I’m often asked at what point authors should stop editing and revising their manuscripts. Frequently I receive emails telling me that a submission has been fully revised and could I throw out what I have and accept the new material, or I hear that authors are submitting but still actively revising. Stop! It all stops here.
In the world of publishing a published author should never, ever turn in a book to her editor until it’s done. Once she feels the book is the best it can be she sends it on to her editor for revisions, edits, and eventually publication. She doesn’t send a draft, and an editor would be horrified to learn that she has. The editor expects everything that comes across her desk to be the best (and then she’ll help make it even better). So why should unpublished authors act any differently?
Think of the submission process as practice for your career as a published author. You wouldn’t want your readers, your fans, to read your work until you felt it was the best, and at some point you just need to decide that the book is done and it’s the best it can be.

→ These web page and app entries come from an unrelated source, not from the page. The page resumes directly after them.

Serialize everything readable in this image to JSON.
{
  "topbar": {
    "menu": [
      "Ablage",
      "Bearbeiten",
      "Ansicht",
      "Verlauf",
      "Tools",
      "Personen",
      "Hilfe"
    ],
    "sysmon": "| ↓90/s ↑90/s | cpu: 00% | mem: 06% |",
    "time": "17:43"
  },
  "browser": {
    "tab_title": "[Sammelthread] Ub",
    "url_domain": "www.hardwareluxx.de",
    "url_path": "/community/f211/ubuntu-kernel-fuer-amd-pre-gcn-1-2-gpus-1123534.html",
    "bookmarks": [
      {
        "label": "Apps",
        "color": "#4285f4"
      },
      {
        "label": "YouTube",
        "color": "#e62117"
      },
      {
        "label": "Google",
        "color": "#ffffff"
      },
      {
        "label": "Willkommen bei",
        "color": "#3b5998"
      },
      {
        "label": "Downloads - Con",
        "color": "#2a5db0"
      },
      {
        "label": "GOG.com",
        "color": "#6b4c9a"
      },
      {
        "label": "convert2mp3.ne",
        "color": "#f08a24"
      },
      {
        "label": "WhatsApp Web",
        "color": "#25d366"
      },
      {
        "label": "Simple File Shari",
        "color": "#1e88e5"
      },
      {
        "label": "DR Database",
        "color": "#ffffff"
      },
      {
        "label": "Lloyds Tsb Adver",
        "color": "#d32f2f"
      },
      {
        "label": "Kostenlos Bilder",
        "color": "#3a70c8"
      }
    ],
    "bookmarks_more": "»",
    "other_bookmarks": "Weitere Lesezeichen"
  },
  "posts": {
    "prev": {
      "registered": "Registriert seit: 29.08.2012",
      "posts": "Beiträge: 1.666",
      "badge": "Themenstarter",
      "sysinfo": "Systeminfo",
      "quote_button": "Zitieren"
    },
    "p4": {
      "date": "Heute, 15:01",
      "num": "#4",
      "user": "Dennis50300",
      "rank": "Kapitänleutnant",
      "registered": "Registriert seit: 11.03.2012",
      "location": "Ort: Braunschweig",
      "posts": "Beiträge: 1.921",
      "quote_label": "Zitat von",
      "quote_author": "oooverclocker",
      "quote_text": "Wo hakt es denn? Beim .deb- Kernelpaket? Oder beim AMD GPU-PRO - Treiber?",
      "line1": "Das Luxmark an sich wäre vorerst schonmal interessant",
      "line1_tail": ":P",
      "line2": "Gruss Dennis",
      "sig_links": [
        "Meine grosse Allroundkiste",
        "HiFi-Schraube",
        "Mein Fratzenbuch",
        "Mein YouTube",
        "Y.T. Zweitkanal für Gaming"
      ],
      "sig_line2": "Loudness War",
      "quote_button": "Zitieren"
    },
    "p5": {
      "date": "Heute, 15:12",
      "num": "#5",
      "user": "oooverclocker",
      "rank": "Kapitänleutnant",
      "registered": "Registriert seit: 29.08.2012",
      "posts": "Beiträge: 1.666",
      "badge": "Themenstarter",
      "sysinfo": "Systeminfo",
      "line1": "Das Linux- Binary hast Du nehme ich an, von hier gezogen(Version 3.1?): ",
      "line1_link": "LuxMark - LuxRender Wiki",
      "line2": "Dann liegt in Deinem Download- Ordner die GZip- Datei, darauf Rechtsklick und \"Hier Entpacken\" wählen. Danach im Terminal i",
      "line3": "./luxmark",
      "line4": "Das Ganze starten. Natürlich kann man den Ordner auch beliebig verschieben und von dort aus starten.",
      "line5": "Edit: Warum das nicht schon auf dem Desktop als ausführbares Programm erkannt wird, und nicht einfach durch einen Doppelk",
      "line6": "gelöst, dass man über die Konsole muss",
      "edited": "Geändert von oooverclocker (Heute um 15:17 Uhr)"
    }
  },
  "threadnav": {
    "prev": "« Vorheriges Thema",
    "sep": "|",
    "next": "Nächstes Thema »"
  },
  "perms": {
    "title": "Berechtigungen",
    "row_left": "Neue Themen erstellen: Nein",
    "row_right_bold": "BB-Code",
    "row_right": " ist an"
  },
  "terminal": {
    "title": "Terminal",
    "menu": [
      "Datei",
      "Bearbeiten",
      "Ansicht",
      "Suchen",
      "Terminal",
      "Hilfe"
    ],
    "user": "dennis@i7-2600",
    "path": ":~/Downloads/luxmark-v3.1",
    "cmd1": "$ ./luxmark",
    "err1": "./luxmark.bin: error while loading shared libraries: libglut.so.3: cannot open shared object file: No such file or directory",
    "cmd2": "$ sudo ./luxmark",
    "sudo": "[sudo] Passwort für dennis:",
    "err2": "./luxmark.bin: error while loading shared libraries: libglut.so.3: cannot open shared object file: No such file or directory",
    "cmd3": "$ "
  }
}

Published authors have a lot more on their plates than simply writing a book. A published author is charged with writing a book while often editing the previous book and thinking about the next book. When Book B is complete it’s immediately time to get down to publicizing Book A, editing Book A, and writing Book C, and for that reason the futzing has to stop, whether the author wants it to or not. Unpublished authors should really start thinking of working in much the same way. Once you start submitting you should be so busy working on your next book that you can’t even think about the book that’s out with agents. If, and only if, you get feedback that resonates on the book you’re submitting, feel free to go back and make some edits. If not, keep writing and shaping your new WIP and use what you’re learning from the rejections or feedback from the other book to make the WIP stronger.
So stop futzing and get writing.